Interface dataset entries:
^^^^^^^^^^^^^^^^

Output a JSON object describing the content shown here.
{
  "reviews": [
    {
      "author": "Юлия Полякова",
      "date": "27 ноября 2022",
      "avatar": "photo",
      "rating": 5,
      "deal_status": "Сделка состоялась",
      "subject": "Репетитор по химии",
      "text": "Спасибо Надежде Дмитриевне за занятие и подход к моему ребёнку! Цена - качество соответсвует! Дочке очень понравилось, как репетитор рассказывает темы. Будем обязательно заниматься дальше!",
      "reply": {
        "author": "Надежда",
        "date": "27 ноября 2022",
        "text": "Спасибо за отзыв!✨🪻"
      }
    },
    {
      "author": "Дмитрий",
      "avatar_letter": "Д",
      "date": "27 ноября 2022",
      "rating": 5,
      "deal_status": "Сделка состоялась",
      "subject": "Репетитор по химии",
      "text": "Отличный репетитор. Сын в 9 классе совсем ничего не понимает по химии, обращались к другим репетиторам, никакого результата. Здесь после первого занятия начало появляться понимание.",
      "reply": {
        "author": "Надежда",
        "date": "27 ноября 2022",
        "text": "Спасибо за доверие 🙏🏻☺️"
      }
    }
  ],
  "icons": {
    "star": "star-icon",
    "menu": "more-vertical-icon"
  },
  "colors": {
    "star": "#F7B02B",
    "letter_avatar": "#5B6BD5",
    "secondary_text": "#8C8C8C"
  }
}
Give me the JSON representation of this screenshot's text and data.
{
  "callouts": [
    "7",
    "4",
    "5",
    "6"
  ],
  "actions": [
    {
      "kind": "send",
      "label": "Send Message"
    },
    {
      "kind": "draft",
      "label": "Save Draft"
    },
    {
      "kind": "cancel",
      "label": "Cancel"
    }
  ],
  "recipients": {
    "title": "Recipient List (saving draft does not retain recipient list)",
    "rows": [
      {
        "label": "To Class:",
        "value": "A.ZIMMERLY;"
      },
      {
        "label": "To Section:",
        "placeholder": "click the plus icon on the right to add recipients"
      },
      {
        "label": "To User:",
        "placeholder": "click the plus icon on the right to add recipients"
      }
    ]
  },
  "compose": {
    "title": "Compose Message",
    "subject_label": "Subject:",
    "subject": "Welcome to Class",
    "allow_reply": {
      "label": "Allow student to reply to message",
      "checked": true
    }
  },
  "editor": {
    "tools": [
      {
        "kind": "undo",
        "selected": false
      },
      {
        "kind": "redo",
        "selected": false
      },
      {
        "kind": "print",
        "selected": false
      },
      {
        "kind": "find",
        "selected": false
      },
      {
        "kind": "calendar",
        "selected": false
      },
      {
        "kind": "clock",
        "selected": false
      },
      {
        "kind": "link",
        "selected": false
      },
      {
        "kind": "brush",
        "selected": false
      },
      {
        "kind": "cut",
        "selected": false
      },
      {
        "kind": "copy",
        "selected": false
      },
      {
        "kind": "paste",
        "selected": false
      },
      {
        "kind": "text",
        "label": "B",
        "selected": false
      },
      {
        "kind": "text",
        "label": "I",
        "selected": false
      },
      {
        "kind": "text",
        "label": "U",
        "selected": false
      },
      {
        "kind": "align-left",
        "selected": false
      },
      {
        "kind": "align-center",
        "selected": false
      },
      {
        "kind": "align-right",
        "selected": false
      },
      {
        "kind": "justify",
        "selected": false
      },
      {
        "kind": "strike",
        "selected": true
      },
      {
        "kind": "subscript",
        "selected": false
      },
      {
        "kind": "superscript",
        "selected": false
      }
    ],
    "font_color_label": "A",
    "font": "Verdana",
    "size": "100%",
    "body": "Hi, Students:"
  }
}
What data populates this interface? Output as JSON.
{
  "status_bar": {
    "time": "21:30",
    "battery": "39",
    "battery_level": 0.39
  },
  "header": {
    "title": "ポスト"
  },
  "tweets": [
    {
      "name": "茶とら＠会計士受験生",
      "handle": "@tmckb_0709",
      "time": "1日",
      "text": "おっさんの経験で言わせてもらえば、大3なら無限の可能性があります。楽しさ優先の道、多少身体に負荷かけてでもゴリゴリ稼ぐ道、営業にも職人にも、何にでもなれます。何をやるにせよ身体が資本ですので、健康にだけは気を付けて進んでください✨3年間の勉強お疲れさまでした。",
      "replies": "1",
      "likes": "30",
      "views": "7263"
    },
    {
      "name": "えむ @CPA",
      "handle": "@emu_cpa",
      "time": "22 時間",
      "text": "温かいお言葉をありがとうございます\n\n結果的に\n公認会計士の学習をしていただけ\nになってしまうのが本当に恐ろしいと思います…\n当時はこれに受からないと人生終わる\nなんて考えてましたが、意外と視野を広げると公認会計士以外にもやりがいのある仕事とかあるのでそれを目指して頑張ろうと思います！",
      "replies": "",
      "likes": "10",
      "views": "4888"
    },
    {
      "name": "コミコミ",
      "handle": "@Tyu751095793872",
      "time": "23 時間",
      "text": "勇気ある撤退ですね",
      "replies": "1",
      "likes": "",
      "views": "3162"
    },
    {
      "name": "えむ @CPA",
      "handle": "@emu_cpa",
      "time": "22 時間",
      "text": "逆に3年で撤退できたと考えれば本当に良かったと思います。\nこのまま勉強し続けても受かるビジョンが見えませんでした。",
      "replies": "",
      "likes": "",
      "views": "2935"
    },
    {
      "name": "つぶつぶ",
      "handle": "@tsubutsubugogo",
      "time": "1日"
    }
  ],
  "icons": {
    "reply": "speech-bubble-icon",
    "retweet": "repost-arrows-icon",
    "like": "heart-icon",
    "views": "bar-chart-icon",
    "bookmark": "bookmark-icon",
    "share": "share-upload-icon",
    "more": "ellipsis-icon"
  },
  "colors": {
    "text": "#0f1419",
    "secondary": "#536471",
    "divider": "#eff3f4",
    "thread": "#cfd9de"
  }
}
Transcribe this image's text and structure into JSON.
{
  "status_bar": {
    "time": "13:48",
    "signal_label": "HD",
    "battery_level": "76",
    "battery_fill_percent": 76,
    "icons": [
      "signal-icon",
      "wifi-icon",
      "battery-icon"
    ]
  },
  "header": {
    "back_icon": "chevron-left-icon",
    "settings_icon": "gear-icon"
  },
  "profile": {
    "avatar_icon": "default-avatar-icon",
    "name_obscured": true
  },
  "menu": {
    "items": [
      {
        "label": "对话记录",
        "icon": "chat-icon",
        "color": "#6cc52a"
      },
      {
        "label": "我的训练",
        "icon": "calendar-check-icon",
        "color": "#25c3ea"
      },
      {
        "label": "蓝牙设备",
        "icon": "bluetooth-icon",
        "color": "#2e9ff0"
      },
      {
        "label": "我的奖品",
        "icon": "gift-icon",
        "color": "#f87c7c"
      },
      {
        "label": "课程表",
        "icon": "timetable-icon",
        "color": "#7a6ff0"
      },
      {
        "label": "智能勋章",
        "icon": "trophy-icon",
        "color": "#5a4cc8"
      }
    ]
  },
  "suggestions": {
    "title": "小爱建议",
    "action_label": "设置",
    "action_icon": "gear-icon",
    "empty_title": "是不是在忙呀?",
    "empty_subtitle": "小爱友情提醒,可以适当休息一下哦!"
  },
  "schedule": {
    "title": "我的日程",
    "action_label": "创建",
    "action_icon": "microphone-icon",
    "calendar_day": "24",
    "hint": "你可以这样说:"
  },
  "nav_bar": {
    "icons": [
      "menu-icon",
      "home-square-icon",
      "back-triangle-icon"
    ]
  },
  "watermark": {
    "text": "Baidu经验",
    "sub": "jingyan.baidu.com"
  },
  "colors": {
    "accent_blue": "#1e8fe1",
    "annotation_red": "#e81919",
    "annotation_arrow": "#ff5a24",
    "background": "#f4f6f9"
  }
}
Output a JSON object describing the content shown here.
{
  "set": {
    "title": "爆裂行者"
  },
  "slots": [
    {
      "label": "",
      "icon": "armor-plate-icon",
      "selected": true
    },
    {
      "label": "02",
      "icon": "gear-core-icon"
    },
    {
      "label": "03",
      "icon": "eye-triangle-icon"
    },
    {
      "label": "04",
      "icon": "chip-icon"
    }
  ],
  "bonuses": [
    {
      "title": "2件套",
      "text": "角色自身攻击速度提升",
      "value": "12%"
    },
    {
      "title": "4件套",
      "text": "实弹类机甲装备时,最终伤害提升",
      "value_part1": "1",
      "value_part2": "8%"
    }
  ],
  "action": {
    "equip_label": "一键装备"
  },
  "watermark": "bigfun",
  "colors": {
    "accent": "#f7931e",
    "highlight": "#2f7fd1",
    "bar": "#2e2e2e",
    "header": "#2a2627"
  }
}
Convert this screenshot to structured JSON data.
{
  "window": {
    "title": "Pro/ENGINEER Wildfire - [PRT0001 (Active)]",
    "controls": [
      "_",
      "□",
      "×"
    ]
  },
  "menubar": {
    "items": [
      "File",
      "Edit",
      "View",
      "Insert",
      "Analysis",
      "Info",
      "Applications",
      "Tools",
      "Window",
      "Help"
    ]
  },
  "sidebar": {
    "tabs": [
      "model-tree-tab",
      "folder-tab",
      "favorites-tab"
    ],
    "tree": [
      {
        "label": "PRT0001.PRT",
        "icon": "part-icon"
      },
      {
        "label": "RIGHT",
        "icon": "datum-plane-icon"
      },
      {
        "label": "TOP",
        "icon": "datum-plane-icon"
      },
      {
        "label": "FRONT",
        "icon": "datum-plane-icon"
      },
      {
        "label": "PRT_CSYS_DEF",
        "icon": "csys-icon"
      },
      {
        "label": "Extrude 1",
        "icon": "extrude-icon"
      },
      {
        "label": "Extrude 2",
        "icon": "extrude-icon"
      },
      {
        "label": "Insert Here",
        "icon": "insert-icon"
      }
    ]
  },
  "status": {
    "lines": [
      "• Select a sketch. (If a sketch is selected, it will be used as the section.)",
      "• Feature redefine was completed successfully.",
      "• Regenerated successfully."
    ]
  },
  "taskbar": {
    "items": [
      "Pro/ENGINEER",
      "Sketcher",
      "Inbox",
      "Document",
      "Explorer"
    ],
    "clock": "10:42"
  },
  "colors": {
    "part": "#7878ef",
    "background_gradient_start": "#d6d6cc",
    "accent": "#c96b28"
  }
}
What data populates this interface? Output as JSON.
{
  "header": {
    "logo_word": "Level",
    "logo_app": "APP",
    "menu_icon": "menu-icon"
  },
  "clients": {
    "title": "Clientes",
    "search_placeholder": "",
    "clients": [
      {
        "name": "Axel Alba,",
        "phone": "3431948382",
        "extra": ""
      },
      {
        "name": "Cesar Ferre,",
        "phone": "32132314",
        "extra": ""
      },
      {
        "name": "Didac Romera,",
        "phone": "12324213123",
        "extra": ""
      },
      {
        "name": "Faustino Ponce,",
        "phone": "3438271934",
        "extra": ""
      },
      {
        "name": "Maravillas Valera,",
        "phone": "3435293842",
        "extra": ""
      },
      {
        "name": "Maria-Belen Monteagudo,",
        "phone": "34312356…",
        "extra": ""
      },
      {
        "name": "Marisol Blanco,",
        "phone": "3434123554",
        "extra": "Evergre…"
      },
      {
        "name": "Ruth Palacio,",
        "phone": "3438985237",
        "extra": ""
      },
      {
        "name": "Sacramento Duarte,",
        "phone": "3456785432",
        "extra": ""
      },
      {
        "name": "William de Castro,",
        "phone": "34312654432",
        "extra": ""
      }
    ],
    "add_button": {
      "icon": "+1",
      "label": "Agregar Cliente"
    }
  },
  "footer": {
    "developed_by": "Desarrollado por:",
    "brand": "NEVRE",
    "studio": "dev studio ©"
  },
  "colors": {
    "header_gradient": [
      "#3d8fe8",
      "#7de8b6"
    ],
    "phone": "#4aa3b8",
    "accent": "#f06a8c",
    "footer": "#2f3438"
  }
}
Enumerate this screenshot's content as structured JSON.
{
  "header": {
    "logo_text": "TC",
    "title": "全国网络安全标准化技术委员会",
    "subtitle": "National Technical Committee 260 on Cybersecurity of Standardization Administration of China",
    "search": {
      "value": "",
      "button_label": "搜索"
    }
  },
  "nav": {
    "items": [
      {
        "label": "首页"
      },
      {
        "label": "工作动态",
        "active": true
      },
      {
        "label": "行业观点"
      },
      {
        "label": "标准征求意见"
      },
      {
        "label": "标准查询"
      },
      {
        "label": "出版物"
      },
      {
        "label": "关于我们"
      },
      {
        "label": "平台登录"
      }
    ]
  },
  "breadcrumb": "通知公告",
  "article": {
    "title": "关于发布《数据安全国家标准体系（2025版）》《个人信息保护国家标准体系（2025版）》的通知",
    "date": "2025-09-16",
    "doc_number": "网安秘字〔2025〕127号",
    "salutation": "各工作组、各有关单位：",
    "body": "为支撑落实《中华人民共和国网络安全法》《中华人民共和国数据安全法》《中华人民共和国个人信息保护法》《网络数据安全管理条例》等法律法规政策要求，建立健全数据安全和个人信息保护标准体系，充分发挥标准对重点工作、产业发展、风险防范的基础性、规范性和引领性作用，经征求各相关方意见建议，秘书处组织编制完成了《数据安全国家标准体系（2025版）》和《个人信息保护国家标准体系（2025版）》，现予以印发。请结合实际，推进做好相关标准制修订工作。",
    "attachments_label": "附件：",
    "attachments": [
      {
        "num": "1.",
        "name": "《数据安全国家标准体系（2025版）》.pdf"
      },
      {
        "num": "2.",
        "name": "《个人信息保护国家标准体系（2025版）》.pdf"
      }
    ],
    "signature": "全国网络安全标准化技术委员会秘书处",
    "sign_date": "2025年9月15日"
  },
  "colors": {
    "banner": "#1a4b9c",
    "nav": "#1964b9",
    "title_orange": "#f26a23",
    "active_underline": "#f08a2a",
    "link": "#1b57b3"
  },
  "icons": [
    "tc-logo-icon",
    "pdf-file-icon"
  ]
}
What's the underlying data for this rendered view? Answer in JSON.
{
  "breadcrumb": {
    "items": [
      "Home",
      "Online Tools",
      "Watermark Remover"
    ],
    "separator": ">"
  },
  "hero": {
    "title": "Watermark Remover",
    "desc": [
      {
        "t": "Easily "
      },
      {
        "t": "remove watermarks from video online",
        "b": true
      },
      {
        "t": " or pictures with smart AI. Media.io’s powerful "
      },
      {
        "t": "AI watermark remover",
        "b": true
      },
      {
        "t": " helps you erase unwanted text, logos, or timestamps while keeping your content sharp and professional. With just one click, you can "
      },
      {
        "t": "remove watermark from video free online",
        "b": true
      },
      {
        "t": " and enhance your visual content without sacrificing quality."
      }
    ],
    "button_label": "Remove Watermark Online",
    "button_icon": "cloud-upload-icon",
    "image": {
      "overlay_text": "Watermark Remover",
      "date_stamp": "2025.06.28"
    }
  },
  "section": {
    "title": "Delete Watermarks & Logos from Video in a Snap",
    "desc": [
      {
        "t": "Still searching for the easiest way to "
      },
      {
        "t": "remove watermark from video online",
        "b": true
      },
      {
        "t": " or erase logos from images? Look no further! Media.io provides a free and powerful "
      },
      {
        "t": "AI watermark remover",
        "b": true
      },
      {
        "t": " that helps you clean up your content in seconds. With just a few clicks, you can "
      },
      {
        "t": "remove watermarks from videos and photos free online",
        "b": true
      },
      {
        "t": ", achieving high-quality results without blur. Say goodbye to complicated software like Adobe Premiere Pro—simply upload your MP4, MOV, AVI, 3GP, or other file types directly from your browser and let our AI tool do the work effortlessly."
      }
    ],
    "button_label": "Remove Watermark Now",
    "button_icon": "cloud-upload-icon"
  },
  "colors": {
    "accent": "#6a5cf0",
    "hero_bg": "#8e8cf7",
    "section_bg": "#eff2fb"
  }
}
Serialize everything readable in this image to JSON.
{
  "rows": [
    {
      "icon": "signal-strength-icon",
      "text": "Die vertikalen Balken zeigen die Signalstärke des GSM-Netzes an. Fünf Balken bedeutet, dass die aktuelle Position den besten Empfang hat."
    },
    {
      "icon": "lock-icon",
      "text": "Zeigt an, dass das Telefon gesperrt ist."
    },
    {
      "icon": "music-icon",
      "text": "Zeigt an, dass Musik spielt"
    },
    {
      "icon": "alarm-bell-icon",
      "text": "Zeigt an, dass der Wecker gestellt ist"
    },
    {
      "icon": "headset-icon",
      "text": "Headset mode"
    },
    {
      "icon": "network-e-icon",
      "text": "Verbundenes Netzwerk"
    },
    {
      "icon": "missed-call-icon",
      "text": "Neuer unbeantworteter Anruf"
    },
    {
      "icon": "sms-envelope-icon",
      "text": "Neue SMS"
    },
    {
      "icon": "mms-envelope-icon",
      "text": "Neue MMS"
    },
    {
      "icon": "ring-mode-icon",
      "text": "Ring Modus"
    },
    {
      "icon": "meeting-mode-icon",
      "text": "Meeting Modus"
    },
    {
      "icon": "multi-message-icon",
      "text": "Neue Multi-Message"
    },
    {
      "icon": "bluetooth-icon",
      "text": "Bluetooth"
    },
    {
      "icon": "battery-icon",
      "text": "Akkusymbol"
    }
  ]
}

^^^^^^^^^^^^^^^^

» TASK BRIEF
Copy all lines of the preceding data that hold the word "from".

» EXERCISE RESPONSE
        "t": "remove watermarks from video online",
        "t": "remove watermark from video free online",
    "title": "Delete Watermarks & Logos from Video in a Snap",
        "t": "remove watermark from video online",
        "t": " or erase logos from images? Look no further! Media.io provides a free and powerful "
        "t": "remove watermarks from videos and photos free online",
        "t": ", achieving high-quality results without blur. Say goodbye to complicated software like Adobe Premiere Pro—simply upload your MP4, MOV, AVI, 3GP, or other file types directly from your browser and let our AI tool do the work effortlessly."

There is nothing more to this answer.